New research shows how immune response to TB differs in babies

The immune response to tuberculosis (TB) differs in adults and newborn babies due to the way immune cells use energy to kick into gear in a bid to kill the bacteria. This fresh discovery – just published in leading journal, Frontiers in Immunology – offers hope for improving treatments for what remains a deadly disease.

TB is still one of the biggest infectious killers in the world and babies are more likely than adults to get this infection and for it to spread outside of the lungs. Thanks to the work of scientists in Professor Joseph Keane’s TB Immunology lab, based in the Trinity Translational Medicine Institute at St James’s Hospital, we now have a better idea why.

Image credit: National Institute of Allergy and Infectious Diseases

Dr Cilian Ó Maoldomhnaigh, a paediatrician who undertook this research as part of a PhD project explains:

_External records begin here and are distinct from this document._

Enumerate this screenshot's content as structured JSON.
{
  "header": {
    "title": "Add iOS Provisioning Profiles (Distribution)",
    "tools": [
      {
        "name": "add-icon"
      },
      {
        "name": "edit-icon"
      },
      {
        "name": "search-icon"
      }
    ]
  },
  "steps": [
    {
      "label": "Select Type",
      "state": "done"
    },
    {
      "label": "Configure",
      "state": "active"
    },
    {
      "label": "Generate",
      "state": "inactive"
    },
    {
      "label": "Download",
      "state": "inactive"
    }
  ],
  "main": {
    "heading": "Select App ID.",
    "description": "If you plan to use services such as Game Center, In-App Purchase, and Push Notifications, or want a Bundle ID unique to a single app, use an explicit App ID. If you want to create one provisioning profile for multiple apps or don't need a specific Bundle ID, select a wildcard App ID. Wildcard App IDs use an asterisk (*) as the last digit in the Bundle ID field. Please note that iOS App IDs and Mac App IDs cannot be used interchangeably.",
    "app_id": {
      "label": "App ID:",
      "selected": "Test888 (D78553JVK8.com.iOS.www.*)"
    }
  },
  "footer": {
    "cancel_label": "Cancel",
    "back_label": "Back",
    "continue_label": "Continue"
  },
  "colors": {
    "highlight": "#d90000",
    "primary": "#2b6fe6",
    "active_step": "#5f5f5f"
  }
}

“We found fundamental differences in how a baby’s immune cells respond to TB compared to those of an adult and hope that this will eventually lead to new ways to target this infection.

“Babies’ immune cells don’t have the capacity to change their energy profile in the same way adults do after being exposed to bacteria. This shift in cellular energetics is crucial to mounting pro-inflammatory responses that defend the host against infection. We also found that babies produce less TNF, which is a key inflammatory mediator needed to fight TB.”

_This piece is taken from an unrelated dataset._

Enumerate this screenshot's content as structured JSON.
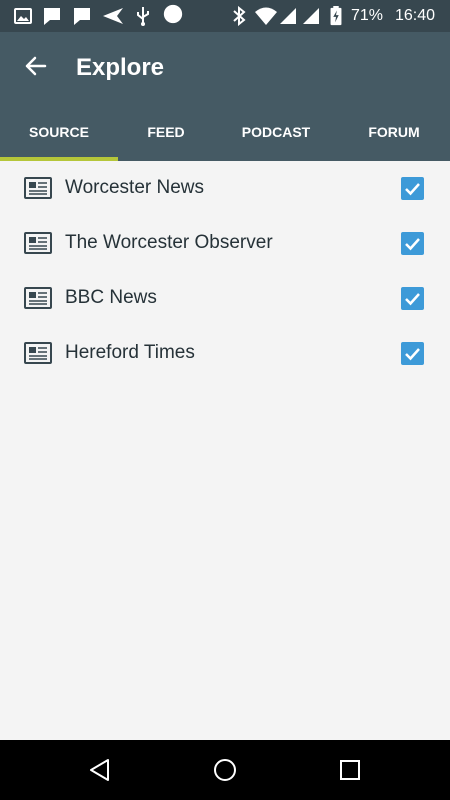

“We would like to thank all of the parents who consented for us to take placental blood post-birth, from which we collected the baby immune cells, and to our funders, the National Children’s Research Centre and the Royal City of Dublin Hospital Trust, for making this research possible.”

The work also highlights that a special shift in the way cells use energy, called the Warburg effect, occurs in human immune cells.

Though this has been documented in animal models previously, it is the first time that it has been shown in human cells and the timing and type of energy shifts are different than that described in animal cells.

By understanding how the immune system uses energy, scientists and doctors are aiming to develop better treatments to help support the immune response to infection.

Senior author on the paper, Dr Sharee Basdeo, is excited about the impact this work may have. She said:

“Our work indicates that the function and energy profile of human immune cells in response to infection may change during childhood development, and with ageing.

“Understanding the differences in the profiles of key immune cells over a human lifetime will enable us to design immuno-supportive therapies to help protect vulnerable populations, such as the very old and the very young, against infections.”

Source: Trinity College Dublin